For the last few seasons, it was usually sometime in July or August that you had to start searching for reasons to watch the Phillies after the team fell deeper in the playoff chase and another losing season rolled on.
Perhaps you hung around in 2015 to watch Aaron Nola, or in 2016 you enjoyed Ryan Howard's farewell, or you stayed hooked last year to see Rhys Hoskins emerge. This year, the Phillies kept your interest with a surprising playoff race all the way until the middle of September.
You didn't have to search for a reason to watch. And now with two weeks left, you do. Here's one: J.P. Crawford.
The Phillies will go heavily this offseason after Manny Machado, who expects to stay at shortstop wherever he plays next season. Crawford, who started the season as the opening-day shortstop before spending most of it on the disabled list, has an uncertain future.
No, a strong two weeks from Crawford will not dissuade the Phillies from signing Machado. But it could be enough to force them to keep Crawford in their plans. He looked good earlier this season at third base, and perhaps he could play there next season if the team elects to move on from Maikel Franco. Or Crawford could find a way as a reserve, a role he assumed for the first time in his career earlier this month when he returned from the minors.
There is so much uncertainty about next season's infield.
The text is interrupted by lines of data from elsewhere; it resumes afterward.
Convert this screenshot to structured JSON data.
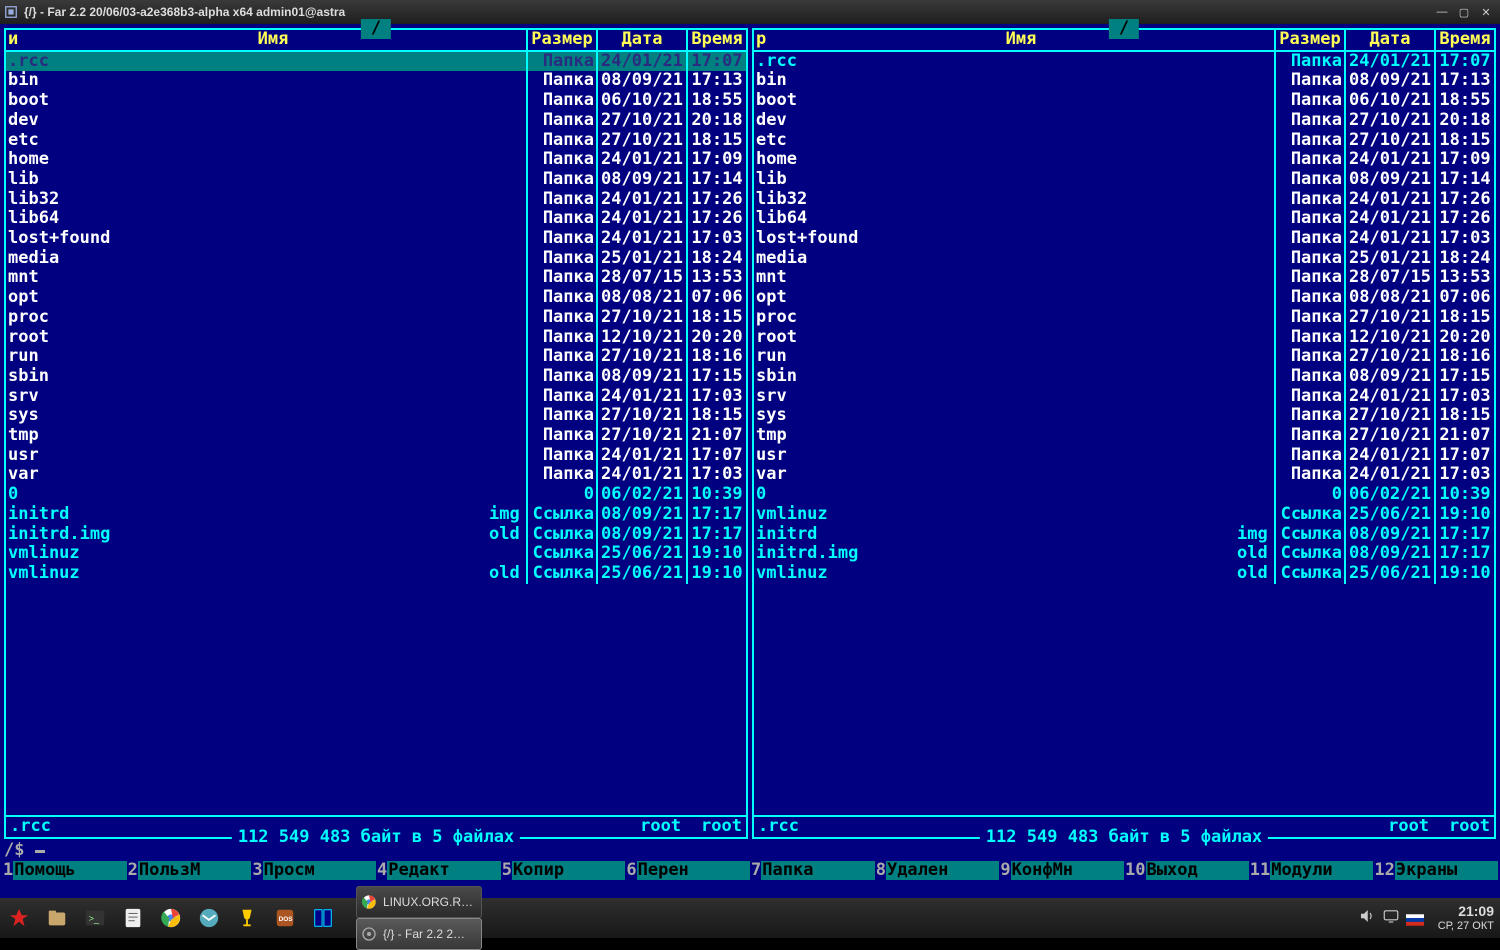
{
  "window": {
    "title": "{/} - Far 2.2 20/06/03-a2e368b3-alpha x64 admin01@astra"
  },
  "panels": {
    "left": {
      "path": "/",
      "sort": "и",
      "headers": {
        "name": "Имя",
        "size": "Размер",
        "date": "Дата",
        "time": "Время"
      },
      "rows": [
        {
          "name": ".rcc",
          "ext": "",
          "size": "Папка",
          "date": "24/01/21",
          "time": "17:07",
          "selected": true,
          "type": "dir"
        },
        {
          "name": "bin",
          "ext": "",
          "size": "Папка",
          "date": "08/09/21",
          "time": "17:13",
          "type": "dir"
        },
        {
          "name": "boot",
          "ext": "",
          "size": "Папка",
          "date": "06/10/21",
          "time": "18:55",
          "type": "dir"
        },
        {
          "name": "dev",
          "ext": "",
          "size": "Папка",
          "date": "27/10/21",
          "time": "20:18",
          "type": "dir"
        },
        {
          "name": "etc",
          "ext": "",
          "size": "Папка",
          "date": "27/10/21",
          "time": "18:15",
          "type": "dir"
        },
        {
          "name": "home",
          "ext": "",
          "size": "Папка",
          "date": "24/01/21",
          "time": "17:09",
          "type": "dir"
        },
        {
          "name": "lib",
          "ext": "",
          "size": "Папка",
          "date": "08/09/21",
          "time": "17:14",
          "type": "dir"
        },
        {
          "name": "lib32",
          "ext": "",
          "size": "Папка",
          "date": "24/01/21",
          "time": "17:26",
          "type": "dir"
        },
        {
          "name": "lib64",
          "ext": "",
          "size": "Папка",
          "date": "24/01/21",
          "time": "17:26",
          "type": "dir"
        },
        {
          "name": "lost+found",
          "ext": "",
          "size": "Папка",
          "date": "24/01/21",
          "time": "17:03",
          "type": "dir"
        },
        {
          "name": "media",
          "ext": "",
          "size": "Папка",
          "date": "25/01/21",
          "time": "18:24",
          "type": "dir"
        },
        {
          "name": "mnt",
          "ext": "",
          "size": "Папка",
          "date": "28/07/15",
          "time": "13:53",
          "type": "dir"
        },
        {
          "name": "opt",
          "ext": "",
          "size": "Папка",
          "date": "08/08/21",
          "time": "07:06",
          "type": "dir"
        },
        {
          "name": "proc",
          "ext": "",
          "size": "Папка",
          "date": "27/10/21",
          "time": "18:15",
          "type": "dir"
        },
        {
          "name": "root",
          "ext": "",
          "size": "Папка",
          "date": "12/10/21",
          "time": "20:20",
          "type": "dir"
        },
        {
          "name": "run",
          "ext": "",
          "size": "Папка",
          "date": "27/10/21",
          "time": "18:16",
          "type": "dir"
        },
        {
          "name": "sbin",
          "ext": "",
          "size": "Папка",
          "date": "08/09/21",
          "time": "17:15",
          "type": "dir"
        },
        {
          "name": "srv",
          "ext": "",
          "size": "Папка",
          "date": "24/01/21",
          "time": "17:03",
          "type": "dir"
        },
        {
          "name": "sys",
          "ext": "",
          "size": "Папка",
          "date": "27/10/21",
          "time": "18:15",
          "type": "dir"
        },
        {
          "name": "tmp",
          "ext": "",
          "size": "Папка",
          "date": "27/10/21",
          "time": "21:07",
          "type": "dir"
        },
        {
          "name": "usr",
          "ext": "",
          "size": "Папка",
          "date": "24/01/21",
          "time": "17:07",
          "type": "dir"
        },
        {
          "name": "var",
          "ext": "",
          "size": "Папка",
          "date": "24/01/21",
          "time": "17:03",
          "type": "dir"
        },
        {
          "name": "0",
          "ext": "",
          "size": "0",
          "date": "06/02/21",
          "time": "10:39",
          "type": "file"
        },
        {
          "name": "initrd",
          "ext": "img",
          "size": "Ссылка",
          "date": "08/09/21",
          "time": "17:17",
          "type": "file"
        },
        {
          "name": "initrd.img",
          "ext": "old",
          "size": "Ссылка",
          "date": "08/09/21",
          "time": "17:17",
          "type": "file"
        },
        {
          "name": "vmlinuz",
          "ext": "",
          "size": "Ссылка",
          "date": "25/06/21",
          "time": "19:10",
          "type": "file"
        },
        {
          "name": "vmlinuz",
          "ext": "old",
          "size": "Ссылка",
          "date": "25/06/21",
          "time": "19:10",
          "type": "file"
        }
      ],
      "footer": {
        "current": ".rcc",
        "owner": "root",
        "group": "root"
      },
      "status": " 112 549 483 байт в 5 файлах "
    },
    "right": {
      "path": "/",
      "sort": "р",
      "headers": {
        "name": "Имя",
        "size": "Размер",
        "date": "Дата",
        "time": "Время"
      },
      "rows": [
        {
          "name": ".rcc",
          "ext": "",
          "size": "Папка",
          "date": "24/01/21",
          "time": "17:07",
          "type": "file"
        },
        {
          "name": "bin",
          "ext": "",
          "size": "Папка",
          "date": "08/09/21",
          "time": "17:13",
          "type": "dir"
        },
        {
          "name": "boot",
          "ext": "",
          "size": "Папка",
          "date": "06/10/21",
          "time": "18:55",
          "type": "dir"
        },
        {
          "name": "dev",
          "ext": "",
          "size": "Папка",
          "date": "27/10/21",
          "time": "20:18",
          "type": "dir"
        },
        {
          "name": "etc",
          "ext": "",
          "size": "Папка",
          "date": "27/10/21",
          "time": "18:15",
          "type": "dir"
        },
        {
          "name": "home",
          "ext": "",
          "size": "Папка",
          "date": "24/01/21",
          "time": "17:09",
          "type": "dir"
        },
        {
          "name": "lib",
          "ext": "",
          "size": "Папка",
          "date": "08/09/21",
          "time": "17:14",
          "type": "dir"
        },
        {
          "name": "lib32",
          "ext": "",
          "size": "Папка",
          "date": "24/01/21",
          "time": "17:26",
          "type": "dir"
        },
        {
          "name": "lib64",
          "ext": "",
          "size": "Папка",
          "date": "24/01/21",
          "time": "17:26",
          "type": "dir"
        },
        {
          "name": "lost+found",
          "ext": "",
          "size": "Папка",
          "date": "24/01/21",
          "time": "17:03",
          "type": "dir"
        },
        {
          "name": "media",
          "ext": "",
          "size": "Папка",
          "date": "25/01/21",
          "time": "18:24",
          "type": "dir"
        },
        {
          "name": "mnt",
          "ext": "",
          "size": "Папка",
          "date": "28/07/15",
          "time": "13:53",
          "type": "dir"
        },
        {
          "name": "opt",
          "ext": "",
          "size": "Папка",
          "date": "08/08/21",
          "time": "07:06",
          "type": "dir"
        },
        {
          "name": "proc",
          "ext": "",
          "size": "Папка",
          "date": "27/10/21",
          "time": "18:15",
          "type": "dir"
        },
        {
          "name": "root",
          "ext": "",
          "size": "Папка",
          "date": "12/10/21",
          "time": "20:20",
          "type": "dir"
        },
        {
          "name": "run",
          "ext": "",
          "size": "Папка",
          "date": "27/10/21",
          "time": "18:16",
          "type": "dir"
        },
        {
          "name": "sbin",
          "ext": "",
          "size": "Папка",
          "date": "08/09/21",
          "time": "17:15",
          "type": "dir"
        },
        {
          "name": "srv",
          "ext": "",
          "size": "Папка",
          "date": "24/01/21",
          "time": "17:03",
          "type": "dir"
        },
        {
          "name": "sys",
          "ext": "",
          "size": "Папка",
          "date": "27/10/21",
          "time": "18:15",
          "type": "dir"
        },
        {
          "name": "tmp",
          "ext": "",
          "size": "Папка",
          "date": "27/10/21",
          "time": "21:07",
          "type": "dir"
        },
        {
          "name": "usr",
          "ext": "",
          "size": "Папка",
          "date": "24/01/21",
          "time": "17:07",
          "type": "dir"
        },
        {
          "name": "var",
          "ext": "",
          "size": "Папка",
          "date": "24/01/21",
          "time": "17:03",
          "type": "dir"
        },
        {
          "name": "0",
          "ext": "",
          "size": "0",
          "date": "06/02/21",
          "time": "10:39",
          "type": "file"
        },
        {
          "name": "vmlinuz",
          "ext": "",
          "size": "Ссылка",
          "date": "25/06/21",
          "time": "19:10",
          "type": "file"
        },
        {
          "name": "initrd",
          "ext": "img",
          "size": "Ссылка",
          "date": "08/09/21",
          "time": "17:17",
          "type": "file"
        },
        {
          "name": "initrd.img",
          "ext": "old",
          "size": "Ссылка",
          "date": "08/09/21",
          "time": "17:17",
          "type": "file"
        },
        {
          "name": "vmlinuz",
          "ext": "old",
          "size": "Ссылка",
          "date": "25/06/21",
          "time": "19:10",
          "type": "file"
        }
      ],
      "footer": {
        "current": ".rcc",
        "owner": "root",
        "group": "root"
      },
      "status": " 112 549 483 байт в 5 файлах "
    }
  },
  "cmdline": {
    "prompt": "/$ "
  },
  "keybar": [
    {
      "n": "1",
      "l": "Помощь"
    },
    {
      "n": "2",
      "l": "ПользМ"
    },
    {
      "n": "3",
      "l": "Просм"
    },
    {
      "n": "4",
      "l": "Редакт"
    },
    {
      "n": "5",
      "l": "Копир"
    },
    {
      "n": "6",
      "l": "Перен"
    },
    {
      "n": "7",
      "l": "Папка"
    },
    {
      "n": "8",
      "l": "Удален"
    },
    {
      "n": "9",
      "l": "КонфМн"
    },
    {
      "n": "10",
      "l": "Выход"
    },
    {
      "n": "11",
      "l": "Модули"
    },
    {
      "n": "12",
      "l": "Экраны"
    }
  ],
  "taskbar": {
    "items": [
      {
        "label": "LINUX.ORG.R…",
        "icon": "chrome",
        "active": false
      },
      {
        "label": "{/} - Far 2.2 2…",
        "icon": "gear",
        "active": true
      }
    ],
    "clock": {
      "time": "21:09",
      "date": "СР, 27 ОКТ"
    }
  }
}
Scott Kingery and perhaps Carlos Santana are the only players on the infield who can confidently say they will be with the team next season. It will be an interesting offseason, and how the team views Crawford could be altered if he finishes strong.
"The one thing I'll say is the confidence level in J.P.'s talent is through the roof," manager Gabe Kapler said. "We know what sort of pedigree he has. We know what sort of on-base history he has. We know how good of a defender he's been. We're also thinking about this as a 10-year stretch for J.P. Crawford. It's a long-term vision for him."
Crawford was the team's can't-miss prospect until, well, he missed. This season was supposed to be his arrival. Instead, it was the most challenging season of his career. He strained his right forearm in April and broke his left hand in June. He returned to the majors when rosters expanded, but he seemed to be lost in the team's crowded bench. Crawford, for the first time since being drafted in 2013, had to earn his playing time.
He started Wednesday for the first time in three months and finished the night with his first three-hit game. He's just here to help his team win, Crawford said afterward. He's also here to help keep his position. Crawford was batting just .194 with a .312 on-base percentage when he broke his hand. He was never expected to hit for a high average, but he was expected to reach base. He struggled to do either.
Crawford made some adjustments last month at triple A. He lowered his hands to shorten his swing, and he thinks that has helped him with his timing. Kapler noticed an improved swing path and said Crawford's at-bats since returning were "really strong." But Crawford still didn't have much of a role. Crawford has always been a solid, athletic defender. If he can prove he can hit and reach base, a role will be guaranteed.
"I think it's really important to finish the season strong," Crawford said. "I'm just trying to give my team a spark and try to help our team win some games this last stretch and finish strong. It'd be great."
The first five months were a challenge, and a strong final month will not erase those struggles. But if Crawford finishes well, it will be easy to think of him differently when the team reflects back on the season.
The playoff race might have fizzled out, but there still are a few reasons to watch.